God speaks in various ways in the story of Elijah. First, God speaks about his judgment on sin. "There will be no rain," he says. What we see in the story of Jesus is that judgment of sin is such an irrevocable part of the character and perfect nature of God, that God himself has to come into our world in Jesus to take the judgment for us. We all deserve the drought, the withdrawal of God's blessing, and the absence of life-giving grace. But Jesus suffered the drought and damnation for us.
Second, God speaks through Elijah about a life of trust and obedience. Elijah lived it partially, but Jesus lived it perfectly. He listened to God the Father; he did what God told him to do; he overcame every obstacle because he trusted and obeyed perfectly. He did that not just as an example, but as our savior who wins the battle for us. If you submit to Christ as your Lord and Savior, then his obedience becomes your obedience. God considers you righteous because of Christ's obedience.
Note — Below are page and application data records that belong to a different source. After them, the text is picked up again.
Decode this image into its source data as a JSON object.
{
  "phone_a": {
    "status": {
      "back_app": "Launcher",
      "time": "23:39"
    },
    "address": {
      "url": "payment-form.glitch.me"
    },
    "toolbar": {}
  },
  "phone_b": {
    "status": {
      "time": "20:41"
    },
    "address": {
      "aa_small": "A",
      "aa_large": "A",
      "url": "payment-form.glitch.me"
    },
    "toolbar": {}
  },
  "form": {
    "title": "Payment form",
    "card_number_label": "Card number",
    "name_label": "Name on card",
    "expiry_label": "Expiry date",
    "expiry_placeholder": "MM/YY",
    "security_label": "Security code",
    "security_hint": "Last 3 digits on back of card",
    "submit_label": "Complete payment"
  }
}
Finally, God reveals his faithfulness to his promises. God fed Elijah with ravens and raised Jesus from the dead, because he promised to do so. The whole story of the life, sacrifice, and resurrection of Jesus shows us how far God is willing to go to demonstrate his love and to fulfill his promises. God uses surprising means to meet human needs. Just as he used unclean birds to sustain life, so he will use an unjust crucifixion to bring redemption. Jesus shows us the awesome heart of the God who speaks through the prophets and calls us all to trust in him. God does what he promises to do. That's the message of the Bible.
There is a simple pattern in verses 3 through 6 that begins with the Word of God and ends with the provision of God. First, God commands Elijah, "Leave here, turn eastward and hide in the Kerith Ravine, east of the Jordan." Second, God promises to provide for Elijah: "You will drink from the brook, and I have ordered the ravens to feed you there." Next, Elijah responds in obedience: "So he did what the LORD had told him." Finally, God provides. The narrator tells us, "The ravens brought him bread and meat in the morning and bread and meat in the evening, and he drank from the brook."
Is that pattern at work in your life? What is God commanding you to do? What is his promise? What step of obedience do you need to take? What provision does God want you to receive? Understanding the heart of God empowers you to live like Elijah.
God's way is the way of Elijah. It is the way of Jesus. It is the way of truth and trust. It is the way of real life, great adventure, and God's presence. Make God's way your way of life.
Larry Kirk is senior pastor of Christ Community Church in Daytona Beach, Florida, and visiting lecturer at Reformed Theological Seminary in Orlando.